#### Recorded information

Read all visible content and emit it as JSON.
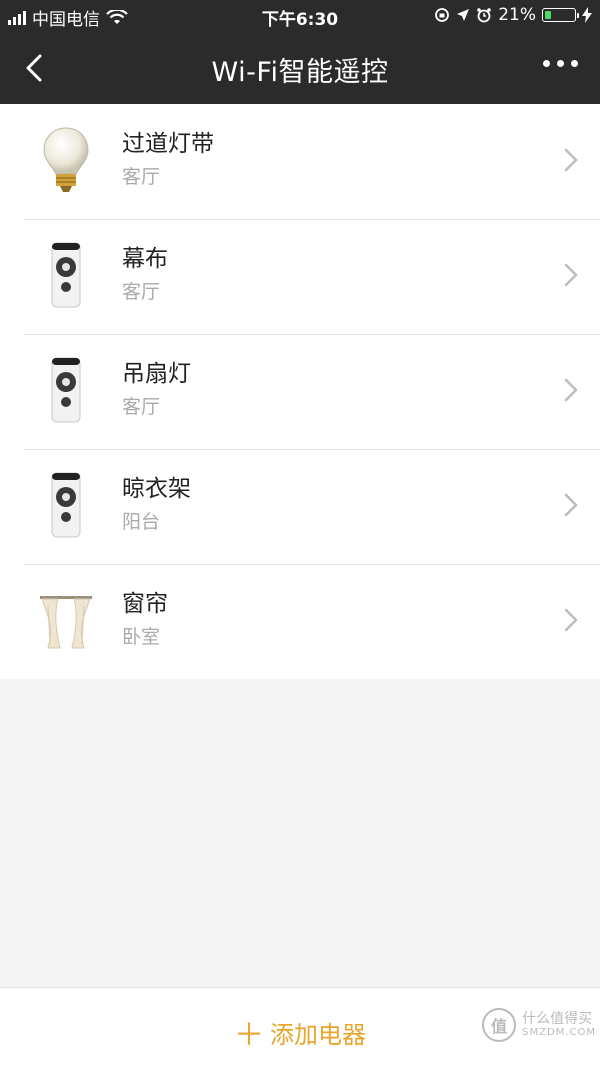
{
  "status": {
    "carrier": "中国电信",
    "time": "下午6:30",
    "battery_text": "21%",
    "battery_level": 0.21,
    "battery_color": "#4cd964"
  },
  "navbar": {
    "title": "Wi-Fi智能遥控",
    "back_icon": "chevron-left-icon",
    "more_icon": "more-dots-icon"
  },
  "devices": [
    {
      "name": "过道灯带",
      "room": "客厅",
      "icon": "light-bulb-icon"
    },
    {
      "name": "幕布",
      "room": "客厅",
      "icon": "remote-control-icon"
    },
    {
      "name": "吊扇灯",
      "room": "客厅",
      "icon": "remote-control-icon"
    },
    {
      "name": "晾衣架",
      "room": "阳台",
      "icon": "remote-control-icon"
    },
    {
      "name": "窗帘",
      "room": "卧室",
      "icon": "curtain-icon"
    }
  ],
  "bottom": {
    "add_plus": "＋",
    "add_label": "添加电器",
    "accent": "#e9a52c"
  },
  "watermark": {
    "badge": "值",
    "line1": "什么值得买",
    "line2": "SMZDM.COM"
  }
}
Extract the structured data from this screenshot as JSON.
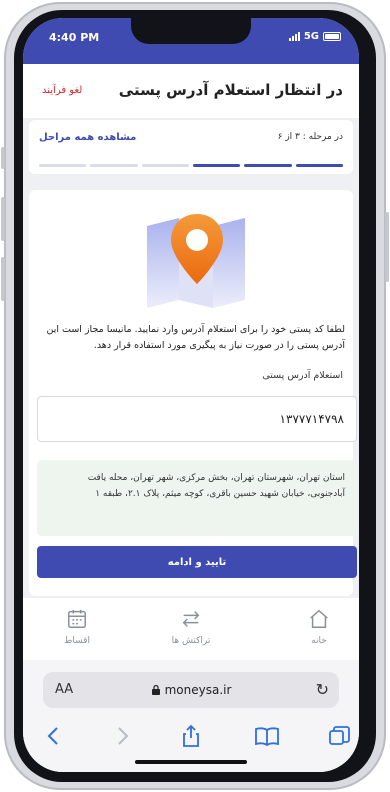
{
  "status": {
    "time": "4:40 PM",
    "network": "5G"
  },
  "header": {
    "title": "در انتظار استعلام آدرس پستی",
    "cancel_label": "لغو فرآیند"
  },
  "steps": {
    "current_label": "در مرحله : ۳ از ۶",
    "view_all_label": "مشاهده همه مراحل",
    "total": 6,
    "current": 3
  },
  "main": {
    "illustration_icon": "map-pin-icon",
    "description": "لطفا کد پستی خود را برای استعلام آدرس وارد نمایید. مانیسا مجاز است این آدرس پستی را در صورت نیاز به پیگیری مورد استفاده قرار دهد.",
    "field_label": "استعلام آدرس پستی",
    "postal_code_value": "۱۳۷۷۷۱۴۷۹۸",
    "address_result": "استان تهران، شهرستان تهران، بخش مرکزی، شهر تهران، محله یافت آبادجنوبی، خیابان شهید حسین باقری، کوچه میثم، پلاک ۲.۱، طبقه ۱",
    "confirm_label": "تایید و ادامه"
  },
  "nav": {
    "items": [
      {
        "label": "خانه",
        "icon": "home-icon"
      },
      {
        "label": "تراکنش ها",
        "icon": "transfer-icon"
      },
      {
        "label": "اقساط",
        "icon": "calendar-icon"
      }
    ]
  },
  "browser": {
    "aa_label": "AA",
    "url": "moneysa.ir",
    "icons": [
      "back-icon",
      "forward-icon",
      "share-icon",
      "bookmarks-icon",
      "tabs-icon"
    ]
  },
  "colors": {
    "primary": "#3f4bb0",
    "danger": "#d6282f",
    "address_bg": "#edf5ee",
    "pin": "#f07d20"
  }
}
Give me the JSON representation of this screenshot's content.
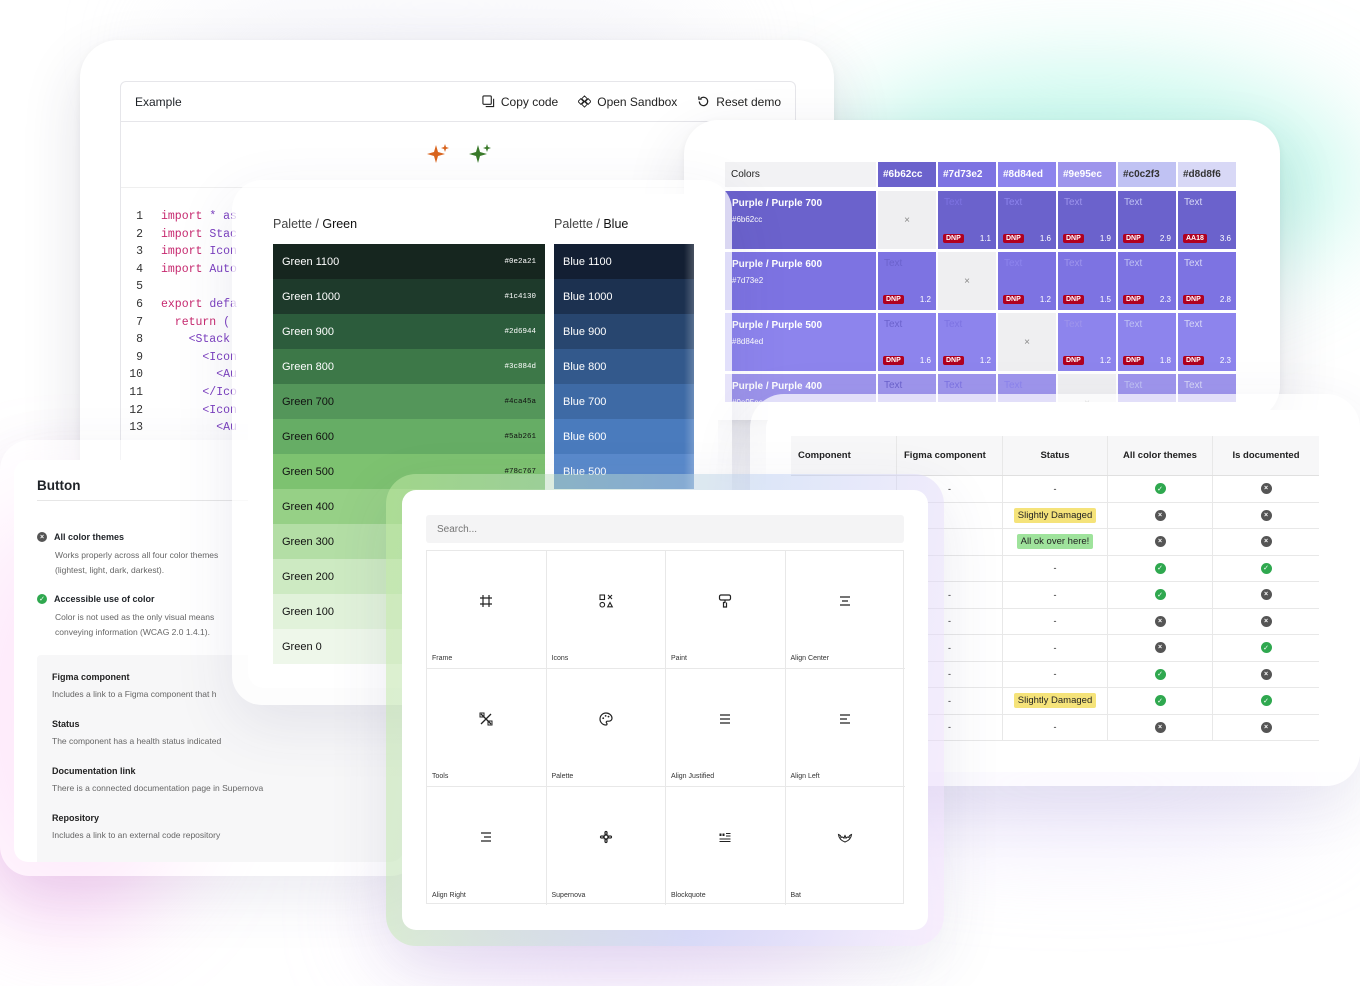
{
  "code_example": {
    "title": "Example",
    "copy_label": "Copy code",
    "sandbox_label": "Open Sandbox",
    "reset_label": "Reset demo",
    "lines": [
      {
        "n": "1",
        "kw": "import",
        "rest": " * as"
      },
      {
        "n": "2",
        "kw": "import",
        "rest": " Stac"
      },
      {
        "n": "3",
        "kw": "import",
        "rest": " Icon"
      },
      {
        "n": "4",
        "kw": "import",
        "rest": " Auto"
      },
      {
        "n": "5",
        "kw": "",
        "rest": ""
      },
      {
        "n": "6",
        "kw": "export",
        "rest": " defa"
      },
      {
        "n": "7",
        "kw": "  return",
        "rest": " ("
      },
      {
        "n": "8",
        "kw": "",
        "rest": "    <Stack"
      },
      {
        "n": "9",
        "kw": "",
        "rest": "      <Icon"
      },
      {
        "n": "10",
        "kw": "",
        "rest": "        <Au"
      },
      {
        "n": "11",
        "kw": "",
        "rest": "      </Ico"
      },
      {
        "n": "12",
        "kw": "",
        "rest": "      <Icon"
      },
      {
        "n": "13",
        "kw": "",
        "rest": "        <Au"
      }
    ],
    "sparkle_colors": [
      "#d9651f",
      "#3a7a2a"
    ]
  },
  "button_card": {
    "title": "Button",
    "requirements": [
      {
        "status": "fail",
        "title": "All color themes",
        "desc_1": "Works properly across all four color themes",
        "desc_2": "(lightest, light, dark, darkest)."
      },
      {
        "status": "pass",
        "title": "Accessible use of color",
        "desc_1": "Color is not used as the only visual means",
        "desc_2": "conveying information (WCAG 2.0 1.4.1)."
      }
    ],
    "items": [
      {
        "title": "Figma component",
        "desc": "Includes a link to a Figma component that h"
      },
      {
        "title": "Status",
        "desc": "The component has a health status indicated"
      },
      {
        "title": "Documentation link",
        "desc": "There is a connected documentation page in Supernova"
      },
      {
        "title": "Repository",
        "desc": "Includes a link to an external code repository"
      }
    ]
  },
  "palettes": {
    "green_prefix": "Palette / ",
    "green_name": "Green",
    "blue_prefix": "Palette / ",
    "blue_name": "Blue",
    "green": [
      {
        "name": "Green 1100",
        "hex": "#0e2a21",
        "bg": "#16261f",
        "fg": "#ffffff"
      },
      {
        "name": "Green 1000",
        "hex": "#1c4130",
        "bg": "#1e3a2b",
        "fg": "#ffffff"
      },
      {
        "name": "Green 900",
        "hex": "#2d6944",
        "bg": "#2c5c3c",
        "fg": "#ffffff"
      },
      {
        "name": "Green 800",
        "hex": "#3c884d",
        "bg": "#3d7848",
        "fg": "#ffffff"
      },
      {
        "name": "Green 700",
        "hex": "#4ca45a",
        "bg": "#54965a",
        "fg": "#111111"
      },
      {
        "name": "Green 600",
        "hex": "#5ab261",
        "bg": "#66ad65",
        "fg": "#111111"
      },
      {
        "name": "Green 500",
        "hex": "#78c767",
        "bg": "#7dc270",
        "fg": "#111111"
      },
      {
        "name": "Green 400",
        "hex": "",
        "bg": "#96d086",
        "fg": "#111111"
      },
      {
        "name": "Green 300",
        "hex": "",
        "bg": "#b3dea5",
        "fg": "#111111"
      },
      {
        "name": "Green 200",
        "hex": "",
        "bg": "#cdeac2",
        "fg": "#111111"
      },
      {
        "name": "Green 100",
        "hex": "",
        "bg": "#e1f2da",
        "fg": "#111111"
      },
      {
        "name": "Green 0",
        "hex": "",
        "bg": "#eef7ea",
        "fg": "#111111"
      }
    ],
    "blue": [
      {
        "name": "Blue 1100",
        "bg": "#131f33"
      },
      {
        "name": "Blue 1000",
        "bg": "#1c3150"
      },
      {
        "name": "Blue 900",
        "bg": "#28466f"
      },
      {
        "name": "Blue 800",
        "bg": "#33598c"
      },
      {
        "name": "Blue 700",
        "bg": "#3e6aa5"
      },
      {
        "name": "Blue 600",
        "bg": "#4a7bbd"
      },
      {
        "name": "Blue 500",
        "bg": "#5a8acb"
      }
    ]
  },
  "colors_table": {
    "corner": "Colors",
    "headers": [
      "#6b62cc",
      "#7d73e2",
      "#8d84ed",
      "#9e95ec",
      "#c0c2f3",
      "#d8d8f6"
    ],
    "header_colors": [
      "#6b62cc",
      "#7d73e2",
      "#8d84ed",
      "#9e95ec",
      "#c0c2f3",
      "#d8d8f6"
    ],
    "cell_text": "Text",
    "rows": [
      {
        "name": "Purple / Purple 700",
        "hex": "#6b62cc",
        "bg": "#6b62cc",
        "cells": [
          {
            "x": true
          },
          {
            "badge": "DNP",
            "ratio": "1.1"
          },
          {
            "badge": "DNP",
            "ratio": "1.6"
          },
          {
            "badge": "DNP",
            "ratio": "1.9"
          },
          {
            "badge": "DNP",
            "ratio": "2.9"
          },
          {
            "badge": "AA18",
            "ratio": "3.6"
          }
        ]
      },
      {
        "name": "Purple / Purple 600",
        "hex": "#7d73e2",
        "bg": "#7d73e2",
        "cells": [
          {
            "badge": "DNP",
            "ratio": "1.2"
          },
          {
            "x": true
          },
          {
            "badge": "DNP",
            "ratio": "1.2"
          },
          {
            "badge": "DNP",
            "ratio": "1.5"
          },
          {
            "badge": "DNP",
            "ratio": "2.3"
          },
          {
            "badge": "DNP",
            "ratio": "2.8"
          }
        ]
      },
      {
        "name": "Purple / Purple 500",
        "hex": "#8d84ed",
        "bg": "#8d84ed",
        "cells": [
          {
            "badge": "DNP",
            "ratio": "1.6"
          },
          {
            "badge": "DNP",
            "ratio": "1.2"
          },
          {
            "x": true
          },
          {
            "badge": "DNP",
            "ratio": "1.2"
          },
          {
            "badge": "DNP",
            "ratio": "1.8"
          },
          {
            "badge": "DNP",
            "ratio": "2.3"
          }
        ]
      },
      {
        "name": "Purple / Purple 400",
        "hex": "#9e95ec",
        "bg": "#9e95ec",
        "cells": [
          {},
          {},
          {},
          {
            "x": true
          },
          {},
          {}
        ]
      }
    ],
    "partial_row": {
      "name": "Purp",
      "hex": "#c0c"
    }
  },
  "components_table": {
    "headers": [
      "Component",
      "Figma component",
      "Status",
      "All color themes",
      "Is documented"
    ],
    "rows": [
      {
        "figma": "-",
        "status": "-",
        "status_color": "",
        "themes": "ok",
        "doc": "no"
      },
      {
        "figma": "",
        "status": "Slightly Damaged",
        "status_color": "#f5e37a",
        "themes": "no",
        "doc": "no"
      },
      {
        "figma": "",
        "status": "All ok over here!",
        "status_color": "#9fe39c",
        "themes": "no",
        "doc": "no"
      },
      {
        "figma": "",
        "status": "-",
        "status_color": "",
        "themes": "ok",
        "doc": "ok"
      },
      {
        "figma": "-",
        "status": "-",
        "status_color": "",
        "themes": "ok",
        "doc": "no"
      },
      {
        "figma": "-",
        "status": "-",
        "status_color": "",
        "themes": "no",
        "doc": "no"
      },
      {
        "figma": "-",
        "status": "-",
        "status_color": "",
        "themes": "no",
        "doc": "ok"
      },
      {
        "figma": "-",
        "status": "-",
        "status_color": "",
        "themes": "ok",
        "doc": "no"
      },
      {
        "figma": "-",
        "status": "Slightly Damaged",
        "status_color": "#f5e37a",
        "themes": "ok",
        "doc": "ok"
      },
      {
        "figma": "-",
        "status": "-",
        "status_color": "",
        "themes": "no",
        "doc": "no"
      }
    ]
  },
  "icons": {
    "search_placeholder": "Search...",
    "items": [
      {
        "label": "Frame",
        "icon": "frame-icon"
      },
      {
        "label": "Icons",
        "icon": "icons-icon"
      },
      {
        "label": "Paint",
        "icon": "paint-icon"
      },
      {
        "label": "Align Center",
        "icon": "align-center-icon"
      },
      {
        "label": "Tools",
        "icon": "tools-icon"
      },
      {
        "label": "Palette",
        "icon": "palette-icon"
      },
      {
        "label": "Align Justified",
        "icon": "align-justified-icon"
      },
      {
        "label": "Align Left",
        "icon": "align-left-icon"
      },
      {
        "label": "Align Right",
        "icon": "align-right-icon"
      },
      {
        "label": "Supernova",
        "icon": "supernova-icon"
      },
      {
        "label": "Blockquote",
        "icon": "blockquote-icon"
      },
      {
        "label": "Bat",
        "icon": "bat-icon"
      }
    ]
  }
}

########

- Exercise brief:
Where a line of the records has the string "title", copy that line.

- Task response:
    "title": "Wi-Fi智能遥控",
    "title": "در انتظار استعلام آدرس پستی",
    "title": "Example",
    "title": "Button",
        "title": "All color themes",
        "title": "Accessible use of color",
        "title": "Figma component",
        "title": "Status",
        "title": "Documentation link",
        "title": "Repository",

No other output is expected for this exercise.